"But isn't there *anything* you wish were different?" persisted the obviously frustrated young woman.
"Well, I guess the worst part is that I feel so *silly*" mused Lois. "I mean, here I spend over ten years chronicling the adventures of Superman, only to discover that the only reason I got all those stories and won those awards was because they got fed to me by his four-eyed alter ego, another fraud of a reporter. And yeah, I won awards, but isn't there something fundamentally ridiculous about a grown man jumping and flying around in tights - tights in primary colors, mind you - and a cape? Even though his powers and the threats he faces are real? I should have been covering wars and politics and major social events, not mad scientists and fifth-dimensional imps and giant Kryptonite apes. Not to mention that I'm starting to suspect that he actually spends more time protecting his secret identity than fighting any real threats, and takes a perverse pleasure in being in a love triangle with me and himself as the other two points."
"If somebody had told me years ago about this situation, I would have laughed at them and said it was something that belonged in the funny papers. Yeah, even Superman's costume kind of reminds me of something Flash Gordon would have worn fighting Ming the Merciless. When you come right down to it, Superman - no, scratch that, Superman and all of his costumed cronies and stupid enemies - never belonged anywhere but in a comic strip, and I WISH that's where they stayed."

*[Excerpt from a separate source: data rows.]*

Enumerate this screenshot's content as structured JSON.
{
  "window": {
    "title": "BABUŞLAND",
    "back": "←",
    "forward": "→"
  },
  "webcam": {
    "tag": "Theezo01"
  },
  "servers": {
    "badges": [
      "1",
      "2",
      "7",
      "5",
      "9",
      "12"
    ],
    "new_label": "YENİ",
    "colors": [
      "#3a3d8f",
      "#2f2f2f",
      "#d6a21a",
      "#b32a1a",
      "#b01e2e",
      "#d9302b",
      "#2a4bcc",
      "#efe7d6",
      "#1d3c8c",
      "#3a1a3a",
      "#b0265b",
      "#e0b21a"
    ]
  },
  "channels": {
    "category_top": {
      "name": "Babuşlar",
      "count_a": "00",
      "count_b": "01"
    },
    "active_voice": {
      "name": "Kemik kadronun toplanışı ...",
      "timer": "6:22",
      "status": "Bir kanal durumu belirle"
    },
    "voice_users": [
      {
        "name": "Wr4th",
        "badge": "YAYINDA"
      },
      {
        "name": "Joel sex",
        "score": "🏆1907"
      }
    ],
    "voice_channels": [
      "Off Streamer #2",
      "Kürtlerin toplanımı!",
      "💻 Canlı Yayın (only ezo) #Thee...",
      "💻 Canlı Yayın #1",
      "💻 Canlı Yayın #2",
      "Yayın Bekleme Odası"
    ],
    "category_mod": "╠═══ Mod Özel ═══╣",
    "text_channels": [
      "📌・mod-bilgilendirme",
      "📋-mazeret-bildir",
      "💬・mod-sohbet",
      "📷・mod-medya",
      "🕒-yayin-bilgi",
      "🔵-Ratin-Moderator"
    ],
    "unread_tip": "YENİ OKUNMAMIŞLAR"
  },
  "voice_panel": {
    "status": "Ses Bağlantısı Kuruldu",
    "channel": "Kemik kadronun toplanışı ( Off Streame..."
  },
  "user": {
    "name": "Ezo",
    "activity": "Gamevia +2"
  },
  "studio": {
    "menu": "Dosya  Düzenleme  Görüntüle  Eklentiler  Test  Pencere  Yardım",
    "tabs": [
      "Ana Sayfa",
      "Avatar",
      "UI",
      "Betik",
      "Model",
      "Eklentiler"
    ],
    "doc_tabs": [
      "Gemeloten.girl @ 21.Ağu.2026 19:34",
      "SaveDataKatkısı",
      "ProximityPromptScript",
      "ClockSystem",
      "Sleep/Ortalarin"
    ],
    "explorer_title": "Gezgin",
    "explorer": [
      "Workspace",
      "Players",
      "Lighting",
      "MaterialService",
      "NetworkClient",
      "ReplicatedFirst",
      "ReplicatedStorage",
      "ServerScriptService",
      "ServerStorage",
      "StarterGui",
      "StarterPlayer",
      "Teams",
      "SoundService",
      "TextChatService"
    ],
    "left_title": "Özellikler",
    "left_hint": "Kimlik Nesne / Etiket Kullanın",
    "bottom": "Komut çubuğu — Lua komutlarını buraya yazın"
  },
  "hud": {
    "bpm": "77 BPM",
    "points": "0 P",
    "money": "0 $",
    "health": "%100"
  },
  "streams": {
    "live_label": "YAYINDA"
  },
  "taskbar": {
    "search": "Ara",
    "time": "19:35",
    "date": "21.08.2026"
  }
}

For a moment, Lois and the bartender thought they saw the blonde's face change, like somebody had flayed the skin from her face. In a much deeper voice than she had hitherto used, she pronounced, "DONE." And the universe changed.
Some eighty years earlier, the warp drive controls of a small space capsule escaping the exploding planet Krypton reset themselves and threw the vehicle, baby and all, into a timeless limbo until such time as the Wish delaying young Kal-el's destiny was reversed.
Some twenty years earlier, two Jewish teenagers from Cleveland and Toronto found inspiration in the pulps and the science fiction novels of Philip Wylie and Edgar Rice Burroughs.
Some ten years earlier, the editor of of a publishing firm putting out comic strips in the new, experimental comic book form at last bought their work for publication in Action Comics #1, dated June, 1938, and the world was introduced to Superman.
And the Powers That Be, deprived of their greatest Champions by the power of the Wish, bided their time until the power of Anyanka, Patron Saint of Scorned Women, should one day be broken and they could start tweaking the timeline back to their satisfaction.